ATP Asks Court To Make Two Tourneys Pay Legal Fees As Part Of Antitrust Lawsuit

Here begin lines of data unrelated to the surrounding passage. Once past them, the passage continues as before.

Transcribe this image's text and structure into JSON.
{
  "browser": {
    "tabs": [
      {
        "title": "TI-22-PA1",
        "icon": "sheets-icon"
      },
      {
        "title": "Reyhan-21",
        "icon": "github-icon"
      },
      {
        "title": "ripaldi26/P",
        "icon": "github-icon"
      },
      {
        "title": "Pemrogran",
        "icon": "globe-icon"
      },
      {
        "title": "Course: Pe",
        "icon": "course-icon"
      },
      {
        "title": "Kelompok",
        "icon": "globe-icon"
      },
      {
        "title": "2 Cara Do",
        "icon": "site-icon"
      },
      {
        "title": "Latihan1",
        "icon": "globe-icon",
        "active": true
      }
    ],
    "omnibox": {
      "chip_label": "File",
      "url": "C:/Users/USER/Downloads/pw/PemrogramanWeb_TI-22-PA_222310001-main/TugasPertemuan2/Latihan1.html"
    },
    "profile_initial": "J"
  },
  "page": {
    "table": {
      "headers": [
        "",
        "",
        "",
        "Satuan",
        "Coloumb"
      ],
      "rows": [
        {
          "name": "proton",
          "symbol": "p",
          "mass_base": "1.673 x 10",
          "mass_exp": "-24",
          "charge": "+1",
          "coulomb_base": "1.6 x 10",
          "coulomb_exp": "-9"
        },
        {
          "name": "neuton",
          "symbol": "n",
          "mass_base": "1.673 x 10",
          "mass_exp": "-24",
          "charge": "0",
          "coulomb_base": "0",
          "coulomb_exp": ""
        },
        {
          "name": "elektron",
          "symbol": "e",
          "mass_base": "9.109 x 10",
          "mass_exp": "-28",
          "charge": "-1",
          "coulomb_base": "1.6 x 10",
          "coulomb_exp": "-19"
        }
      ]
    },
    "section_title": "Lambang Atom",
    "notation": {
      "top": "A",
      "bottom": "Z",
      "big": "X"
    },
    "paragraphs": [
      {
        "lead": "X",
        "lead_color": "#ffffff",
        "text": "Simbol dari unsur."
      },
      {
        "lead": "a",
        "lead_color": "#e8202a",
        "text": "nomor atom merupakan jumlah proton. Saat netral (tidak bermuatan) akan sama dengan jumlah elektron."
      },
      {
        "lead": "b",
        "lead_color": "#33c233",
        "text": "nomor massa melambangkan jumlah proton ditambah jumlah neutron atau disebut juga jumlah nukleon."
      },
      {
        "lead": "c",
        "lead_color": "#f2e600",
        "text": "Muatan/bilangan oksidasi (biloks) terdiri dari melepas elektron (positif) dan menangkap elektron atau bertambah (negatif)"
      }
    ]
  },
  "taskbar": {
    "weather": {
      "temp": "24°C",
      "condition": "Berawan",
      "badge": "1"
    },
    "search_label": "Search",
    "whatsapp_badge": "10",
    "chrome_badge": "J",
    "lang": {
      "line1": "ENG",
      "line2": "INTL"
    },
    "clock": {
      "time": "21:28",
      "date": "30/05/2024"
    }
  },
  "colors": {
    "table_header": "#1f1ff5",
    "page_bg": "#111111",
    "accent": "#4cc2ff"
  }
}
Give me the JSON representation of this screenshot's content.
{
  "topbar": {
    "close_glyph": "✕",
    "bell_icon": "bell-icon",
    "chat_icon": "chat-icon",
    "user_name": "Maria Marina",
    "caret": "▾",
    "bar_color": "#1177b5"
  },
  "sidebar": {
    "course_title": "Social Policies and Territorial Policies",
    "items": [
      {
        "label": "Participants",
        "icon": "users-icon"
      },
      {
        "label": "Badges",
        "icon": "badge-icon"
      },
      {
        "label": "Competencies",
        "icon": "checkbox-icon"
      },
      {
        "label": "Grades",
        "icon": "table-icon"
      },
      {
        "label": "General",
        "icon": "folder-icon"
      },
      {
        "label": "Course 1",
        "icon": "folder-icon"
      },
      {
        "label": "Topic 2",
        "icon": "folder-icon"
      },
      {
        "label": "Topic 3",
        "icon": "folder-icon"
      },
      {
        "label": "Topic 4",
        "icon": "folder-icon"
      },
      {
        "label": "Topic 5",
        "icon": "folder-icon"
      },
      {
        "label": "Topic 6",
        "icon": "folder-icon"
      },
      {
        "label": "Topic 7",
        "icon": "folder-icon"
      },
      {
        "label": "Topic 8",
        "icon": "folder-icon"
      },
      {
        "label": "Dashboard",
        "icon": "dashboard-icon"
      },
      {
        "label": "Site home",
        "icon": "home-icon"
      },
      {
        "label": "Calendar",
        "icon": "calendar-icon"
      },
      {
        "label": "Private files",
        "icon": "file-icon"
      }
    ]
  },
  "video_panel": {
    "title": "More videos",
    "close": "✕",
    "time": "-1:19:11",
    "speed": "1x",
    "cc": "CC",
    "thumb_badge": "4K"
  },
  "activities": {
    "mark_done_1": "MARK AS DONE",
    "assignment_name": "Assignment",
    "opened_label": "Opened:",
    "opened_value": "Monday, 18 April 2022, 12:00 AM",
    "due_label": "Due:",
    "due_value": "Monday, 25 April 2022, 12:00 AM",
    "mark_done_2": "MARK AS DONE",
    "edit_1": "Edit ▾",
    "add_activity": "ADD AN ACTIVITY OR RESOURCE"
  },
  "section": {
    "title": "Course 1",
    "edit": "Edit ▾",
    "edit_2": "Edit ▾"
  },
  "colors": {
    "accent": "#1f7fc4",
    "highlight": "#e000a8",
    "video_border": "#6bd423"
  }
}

The ATP World Tour Friday asked the Third Circuit Court of Appeals to force two of its tournaments to pay the circuit roughly $20M in legal fees and costs associated with their failed antitrust lawsuit against the tour. The German tournament, partially owned by the Qatari Tennis Federation, which owns the Doha stop, sued the Tour in '07 for demoting the Hamburg event as part of a new calendar restructuring. A jury ruled in '08 against the tournaments, as did the Third Circuit on appeal. The Supreme Court declined to hear an appeal. But the original district court in Delaware turned down the ATP’s request for fees. The ATP passed a bylaw a month before the lawsuit was filed requiring members to pay legal fees for failed legal actions. In its brief Friday, the tour said the district court had no right to overturn the tour’s own bylaws. Noting that the tournaments had pointed out that the award of fees was usually not done in antitrust cases, the ATP disagreed, but said not all of the charges were antitrust so at least some of the fees should be able to be recouped. The fees were a major drain on ATP coffers, and the circuit had told its tournaments that the bylaws would allow the tennis group to recover them. The tour likely also has to go through every effort possible to recover the fees before seeking insurance that might cover some of the costs.